§ **Required action**: Copy the data that follows exactly. Include no pictures.

[Website and app data records]
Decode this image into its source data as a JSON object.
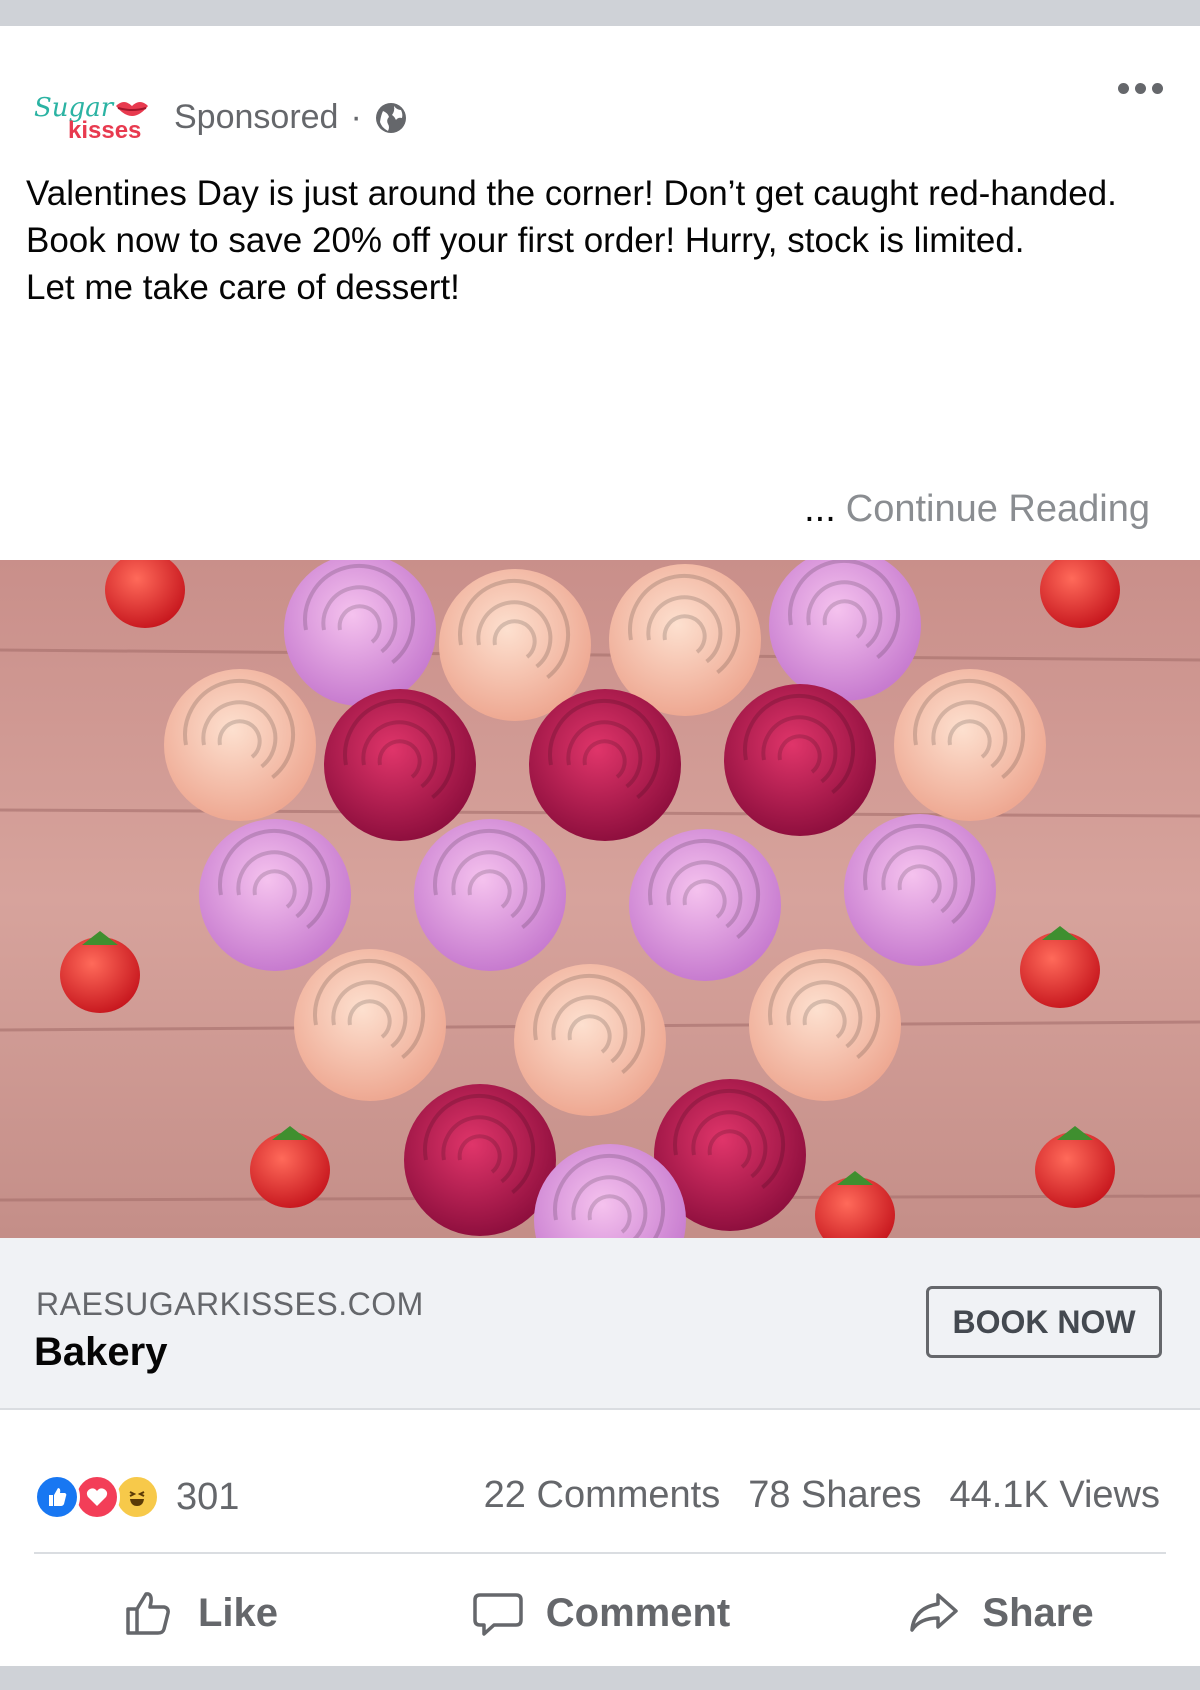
{
  "post": {
    "page_logo": {
      "line1": "Sugar",
      "line2": "kisses"
    },
    "sponsored_label": "Sponsored",
    "separator": "·",
    "text_lines": [
      "Valentines Day is just around the corner! Don’t get caught red-handed.",
      "Book now to save 20% off your first order! Hurry, stock is limited.",
      "Let me take care of dessert!"
    ],
    "continue_ellipsis": "...",
    "continue_label": "Continue Reading"
  },
  "link": {
    "domain": "RAESUGARKISSES.COM",
    "category": "Bakery",
    "cta_label": "BOOK NOW"
  },
  "engagement": {
    "reaction_count": "301",
    "comments": "22 Comments",
    "shares": "78 Shares",
    "views": "44.1K Views"
  },
  "actions": {
    "like": "Like",
    "comment": "Comment",
    "share": "Share"
  },
  "colors": {
    "facebook_blue": "#1877f2",
    "love_red": "#f33e58",
    "haha_yellow": "#f7c94a",
    "brand_teal": "#2bb3a3",
    "brand_red": "#e83a4f"
  }
}
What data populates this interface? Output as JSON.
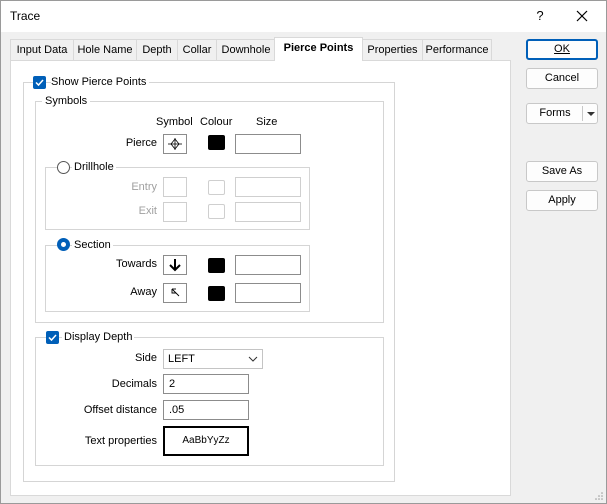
{
  "window": {
    "title": "Trace",
    "help_glyph": "?"
  },
  "tabs": [
    {
      "label": "Input Data"
    },
    {
      "label": "Hole Name"
    },
    {
      "label": "Depth"
    },
    {
      "label": "Collar"
    },
    {
      "label": "Downhole"
    },
    {
      "label": "Pierce Points",
      "active": true
    },
    {
      "label": "Properties"
    },
    {
      "label": "Performance"
    }
  ],
  "pierce": {
    "show_label": "Show Pierce Points",
    "show_checked": true,
    "symbols": {
      "title": "Symbols",
      "col_symbol": "Symbol",
      "col_colour": "Colour",
      "col_size": "Size",
      "pierce_label": "Pierce",
      "pierce_size": "",
      "drillhole": {
        "label": "Drillhole",
        "selected": false,
        "entry_label": "Entry",
        "exit_label": "Exit",
        "entry_size": "",
        "exit_size": ""
      },
      "section": {
        "label": "Section",
        "selected": true,
        "towards_label": "Towards",
        "away_label": "Away",
        "towards_size": "",
        "away_size": ""
      }
    },
    "display_depth": {
      "label": "Display Depth",
      "checked": true,
      "side_label": "Side",
      "side_value": "LEFT",
      "decimals_label": "Decimals",
      "decimals_value": "2",
      "offset_label": "Offset distance",
      "offset_value": ".05",
      "textprops_label": "Text properties",
      "textprops_sample": "AaBbYyZz"
    }
  },
  "buttons": {
    "ok": "OK",
    "cancel": "Cancel",
    "forms": "Forms",
    "save_as": "Save As",
    "apply": "Apply"
  },
  "colors": {
    "accent": "#005fb8",
    "swatch": "#000000"
  }
}
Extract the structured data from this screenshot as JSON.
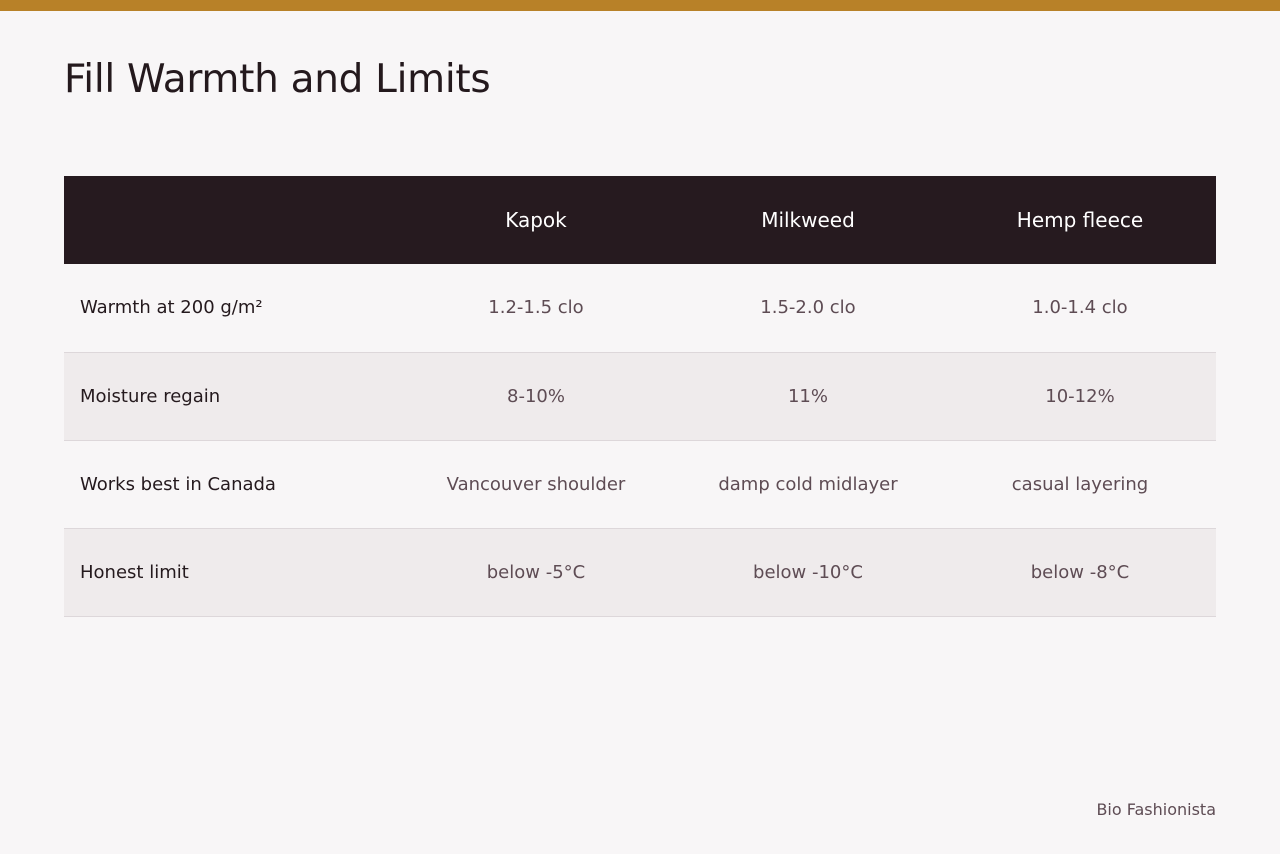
{
  "page": {
    "title": "Fill Warmth and Limits",
    "brand": "Bio Fashionista",
    "accent_color": "#b88128",
    "header_bg_color": "#261a1f"
  },
  "table": {
    "columns": [
      "",
      "Kapok",
      "Milkweed",
      "Hemp fleece"
    ],
    "rows": [
      {
        "label": "Warmth at 200 g/m²",
        "values": [
          "1.2-1.5 clo",
          "1.5-2.0 clo",
          "1.0-1.4 clo"
        ]
      },
      {
        "label": "Moisture regain",
        "values": [
          "8-10%",
          "11%",
          "10-12%"
        ]
      },
      {
        "label": "Works best in Canada",
        "values": [
          "Vancouver shoulder",
          "damp cold midlayer",
          "casual layering"
        ]
      },
      {
        "label": "Honest limit",
        "values": [
          "below -5°C",
          "below -10°C",
          "below -8°C"
        ]
      }
    ]
  }
}
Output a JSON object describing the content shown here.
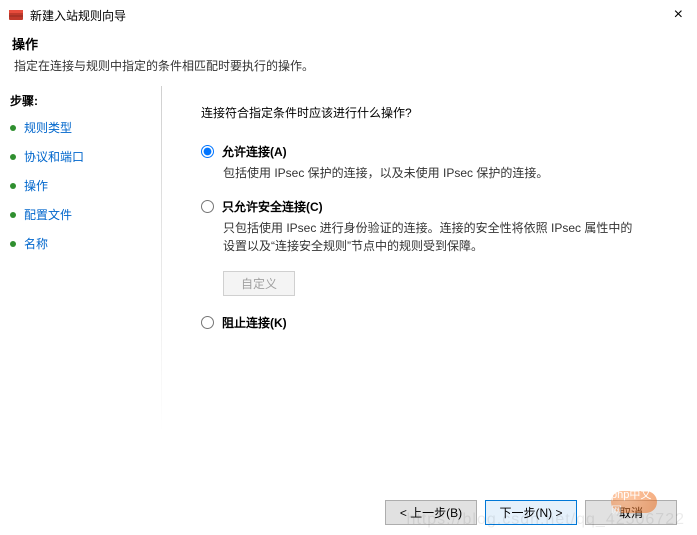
{
  "window": {
    "title": "新建入站规则向导"
  },
  "header": {
    "title": "操作",
    "description": "指定在连接与规则中指定的条件相匹配时要执行的操作。"
  },
  "sidebar": {
    "title": "步骤:",
    "steps": [
      {
        "label": "规则类型"
      },
      {
        "label": "协议和端口"
      },
      {
        "label": "操作"
      },
      {
        "label": "配置文件"
      },
      {
        "label": "名称"
      }
    ]
  },
  "main": {
    "prompt": "连接符合指定条件时应该进行什么操作?",
    "options": [
      {
        "label": "允许连接(A)",
        "description": "包括使用 IPsec 保护的连接，以及未使用 IPsec 保护的连接。",
        "selected": true
      },
      {
        "label": "只允许安全连接(C)",
        "description": "只包括使用 IPsec 进行身份验证的连接。连接的安全性将依照 IPsec 属性中的设置以及“连接安全规则”节点中的规则受到保障。",
        "selected": false
      },
      {
        "label": "阻止连接(K)",
        "description": "",
        "selected": false
      }
    ],
    "customize_button": "自定义"
  },
  "footer": {
    "back": "< 上一步(B)",
    "next": "下一步(N) >",
    "cancel": "取消"
  },
  "watermark": {
    "url": "https://blog.csdn.net/qq_42506722",
    "stamp": "php中文网"
  }
}
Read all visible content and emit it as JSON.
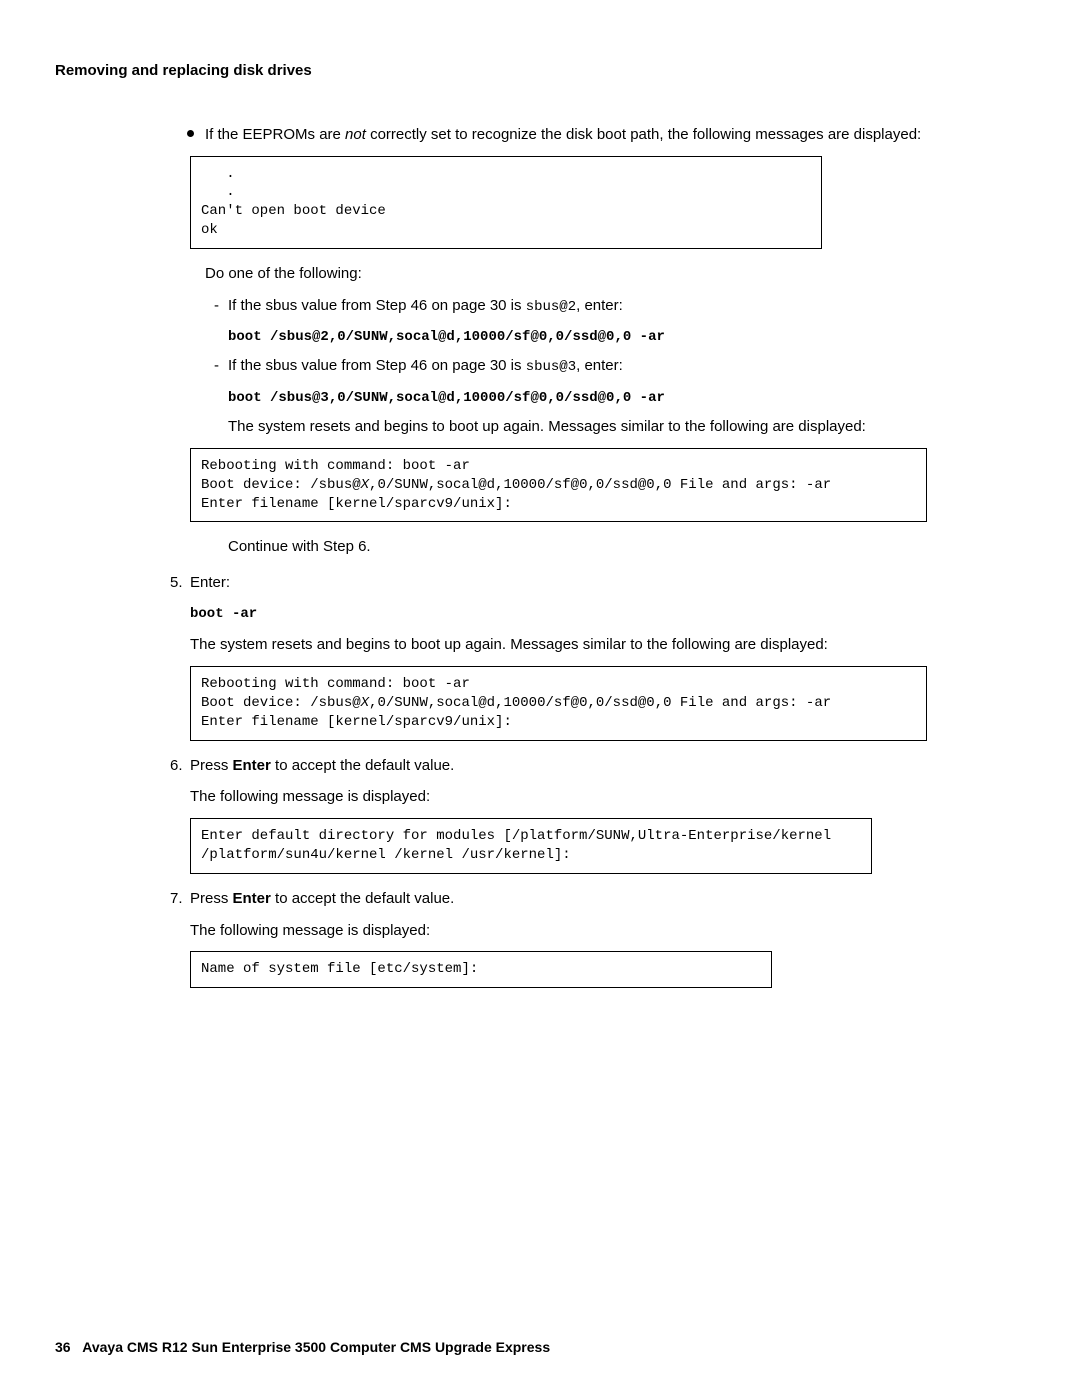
{
  "header": {
    "section": "Removing and replacing disk drives"
  },
  "bullet": {
    "text_a": "If the EEPROMs are ",
    "not": "not",
    "text_b": " correctly set to recognize the disk boot path, the following messages are displayed:"
  },
  "codebox1": "   .\n   .\nCan't open boot device\nok",
  "do_one": "Do one of the following:",
  "dash1_a": "If the sbus value from Step 46 on page 30 is ",
  "dash1_code": "sbus@2",
  "dash1_b": ", enter:",
  "cmd1": "boot /sbus@2,0/SUNW,socal@d,10000/sf@0,0/ssd@0,0 -ar",
  "dash2_a": "If the sbus value from Step 46 on page 30 is ",
  "dash2_code": "sbus@3",
  "dash2_b": ", enter:",
  "cmd2": "boot /sbus@3,0/SUNW,socal@d,10000/sf@0,0/ssd@0,0 -ar",
  "resets1": "The system resets and begins to boot up again. Messages similar to the following are displayed:",
  "codebox2_a": "Rebooting with command: boot -ar\nBoot device: /sbus@",
  "codebox2_x": "X",
  "codebox2_b": ",0/SUNW,socal@d,10000/sf@0,0/ssd@0,0 File and args: -ar\nEnter filename [kernel/sparcv9/unix]:",
  "continue6": "Continue with Step 6.",
  "step5_num": "5.",
  "step5_label": "Enter:",
  "step5_cmd": "boot -ar",
  "step5_text": "The system resets and begins to boot up again. Messages similar to the following are displayed:",
  "codebox3_a": "Rebooting with command: boot -ar\nBoot device: /sbus@",
  "codebox3_x": "X",
  "codebox3_b": ",0/SUNW,socal@d,10000/sf@0,0/ssd@0,0 File and args: -ar\nEnter filename [kernel/sparcv9/unix]:",
  "step6_num": "6.",
  "step6_a": "Press ",
  "step6_enter": "Enter",
  "step6_b": " to accept the default value.",
  "step6_text": "The following message is displayed:",
  "codebox4": "Enter default directory for modules [/platform/SUNW,Ultra-Enterprise/kernel \n/platform/sun4u/kernel /kernel /usr/kernel]:",
  "step7_num": "7.",
  "step7_a": "Press ",
  "step7_enter": "Enter",
  "step7_b": " to accept the default value.",
  "step7_text": "The following message is displayed:",
  "codebox5": "Name of system file [etc/system]:",
  "footer": {
    "page": "36",
    "title": "Avaya CMS R12 Sun Enterprise 3500 Computer CMS Upgrade Express"
  }
}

§ **Result for this exercise**:
Decode this image into its source data as a JSON object.
{
  "post": {
    "page_logo": {
      "line1": "Sugar",
      "line2": "kisses"
    },
    "sponsored_label": "Sponsored",
    "separator": "·",
    "text_lines": [
      "Valentines Day is just around the corner! Don’t get caught red-handed.",
      "Book now to save 20% off your first order! Hurry, stock is limited.",
      "Let me take care of dessert!"
    ],
    "continue_ellipsis": "...",
    "continue_label": "Continue Reading"
  },
  "link": {
    "domain": "RAESUGARKISSES.COM",
    "category": "Bakery",
    "cta_label": "BOOK NOW"
  },
  "engagement": {
    "reaction_count": "301",
    "comments": "22 Comments",
    "shares": "78 Shares",
    "views": "44.1K Views"
  },
  "actions": {
    "like": "Like",
    "comment": "Comment",
    "share": "Share"
  },
  "colors": {
    "facebook_blue": "#1877f2",
    "love_red": "#f33e58",
    "haha_yellow": "#f7c94a",
    "brand_teal": "#2bb3a3",
    "brand_red": "#e83a4f"
  }
}
What data populates this interface? Output as JSON.
{
  "window": {
    "title": "Trace",
    "help_glyph": "?"
  },
  "tabs": [
    {
      "label": "Input Data"
    },
    {
      "label": "Hole Name"
    },
    {
      "label": "Depth"
    },
    {
      "label": "Collar"
    },
    {
      "label": "Downhole"
    },
    {
      "label": "Pierce Points",
      "active": true
    },
    {
      "label": "Properties"
    },
    {
      "label": "Performance"
    }
  ],
  "pierce": {
    "show_label": "Show Pierce Points",
    "show_checked": true,
    "symbols": {
      "title": "Symbols",
      "col_symbol": "Symbol",
      "col_colour": "Colour",
      "col_size": "Size",
      "pierce_label": "Pierce",
      "pierce_size": "",
      "drillhole": {
        "label": "Drillhole",
        "selected": false,
        "entry_label": "Entry",
        "exit_label": "Exit",
        "entry_size": "",
        "exit_size": ""
      },
      "section": {
        "label": "Section",
        "selected": true,
        "towards_label": "Towards",
        "away_label": "Away",
        "towards_size": "",
        "away_size": ""
      }
    },
    "display_depth": {
      "label": "Display Depth",
      "checked": true,
      "side_label": "Side",
      "side_value": "LEFT",
      "decimals_label": "Decimals",
      "decimals_value": "2",
      "offset_label": "Offset distance",
      "offset_value": ".05",
      "textprops_label": "Text properties",
      "textprops_sample": "AaBbYyZz"
    }
  },
  "buttons": {
    "ok": "OK",
    "cancel": "Cancel",
    "forms": "Forms",
    "save_as": "Save As",
    "apply": "Apply"
  },
  "colors": {
    "accent": "#005fb8",
    "swatch": "#000000"
  }
}
Extract the structured data from this screenshot as JSON.
{
  "page": {
    "title": "Fill Warmth and Limits",
    "brand": "Bio Fashionista",
    "accent_color": "#b88128",
    "header_bg_color": "#261a1f"
  },
  "table": {
    "columns": [
      "",
      "Kapok",
      "Milkweed",
      "Hemp fleece"
    ],
    "rows": [
      {
        "label": "Warmth at 200 g/m²",
        "values": [
          "1.2-1.5 clo",
          "1.5-2.0 clo",
          "1.0-1.4 clo"
        ]
      },
      {
        "label": "Moisture regain",
        "values": [
          "8-10%",
          "11%",
          "10-12%"
        ]
      },
      {
        "label": "Works best in Canada",
        "values": [
          "Vancouver shoulder",
          "damp cold midlayer",
          "casual layering"
        ]
      },
      {
        "label": "Honest limit",
        "values": [
          "below -5°C",
          "below -10°C",
          "below -8°C"
        ]
      }
    ]
  }
}
Output a JSON object describing the content shown here.
{
  "window": {
    "title": "新建入站规则向导"
  },
  "header": {
    "title": "操作",
    "description": "指定在连接与规则中指定的条件相匹配时要执行的操作。"
  },
  "sidebar": {
    "title": "步骤:",
    "steps": [
      {
        "label": "规则类型"
      },
      {
        "label": "协议和端口"
      },
      {
        "label": "操作"
      },
      {
        "label": "配置文件"
      },
      {
        "label": "名称"
      }
    ]
  },
  "main": {
    "prompt": "连接符合指定条件时应该进行什么操作?",
    "options": [
      {
        "label": "允许连接(A)",
        "description": "包括使用 IPsec 保护的连接，以及未使用 IPsec 保护的连接。",
        "selected": true
      },
      {
        "label": "只允许安全连接(C)",
        "description": "只包括使用 IPsec 进行身份验证的连接。连接的安全性将依照 IPsec 属性中的设置以及“连接安全规则”节点中的规则受到保障。",
        "selected": false
      },
      {
        "label": "阻止连接(K)",
        "description": "",
        "selected": false
      }
    ],
    "customize_button": "自定义"
  },
  "footer": {
    "back": "< 上一步(B)",
    "next": "下一步(N) >",
    "cancel": "取消"
  },
  "watermark": {
    "url": "https://blog.csdn.net/qq_42506722",
    "stamp": "php中文网"
  }
}
Read all visible content and emit it as JSON.
{
  "header": {
    "section": "Removing and replacing disk drives"
  },
  "bullet": {
    "text_a": "If the EEPROMs are ",
    "not": "not",
    "text_b": " correctly set to recognize the disk boot path, the following messages are displayed:"
  },
  "codebox1": "   .\n   .\nCan't open boot device\nok",
  "do_one": "Do one of the following:",
  "dash1_a": "If the sbus value from Step 46 on page 30 is ",
  "dash1_code": "sbus@2",
  "dash1_b": ", enter:",
  "cmd1": "boot /sbus@2,0/SUNW,socal@d,10000/sf@0,0/ssd@0,0 -ar",
  "dash2_a": "If the sbus value from Step 46 on page 30 is ",
  "dash2_code": "sbus@3",
  "dash2_b": ", enter:",
  "cmd2": "boot /sbus@3,0/SUNW,socal@d,10000/sf@0,0/ssd@0,0 -ar",
  "resets1": "The system resets and begins to boot up again. Messages similar to the following are displayed:",
  "codebox2_a": "Rebooting with command: boot -ar\nBoot device: /sbus@",
  "codebox2_x": "X",
  "codebox2_b": ",0/SUNW,socal@d,10000/sf@0,0/ssd@0,0 File and args: -ar\nEnter filename [kernel/sparcv9/unix]:",
  "continue6": "Continue with Step 6.",
  "step5_num": "5.",
  "step5_label": "Enter:",
  "step5_cmd": "boot -ar",
  "step5_text": "The system resets and begins to boot up again. Messages similar to the following are displayed:",
  "codebox3_a": "Rebooting with command: boot -ar\nBoot device: /sbus@",
  "codebox3_x": "X",
  "codebox3_b": ",0/SUNW,socal@d,10000/sf@0,0/ssd@0,0 File and args: -ar\nEnter filename [kernel/sparcv9/unix]:",
  "step6_num": "6.",
  "step6_a": "Press ",
  "step6_enter": "Enter",
  "step6_b": " to accept the default value.",
  "step6_text": "The following message is displayed:",
  "codebox4": "Enter default directory for modules [/platform/SUNW,Ultra-Enterprise/kernel \n/platform/sun4u/kernel /kernel /usr/kernel]:",
  "step7_num": "7.",
  "step7_a": "Press ",
  "step7_enter": "Enter",
  "step7_b": " to accept the default value.",
  "step7_text": "The following message is displayed:",
  "codebox5": "Name of system file [etc/system]:",
  "footer": {
    "page": "36",
    "title": "Avaya CMS R12 Sun Enterprise 3500 Computer CMS Upgrade Express"
  }
}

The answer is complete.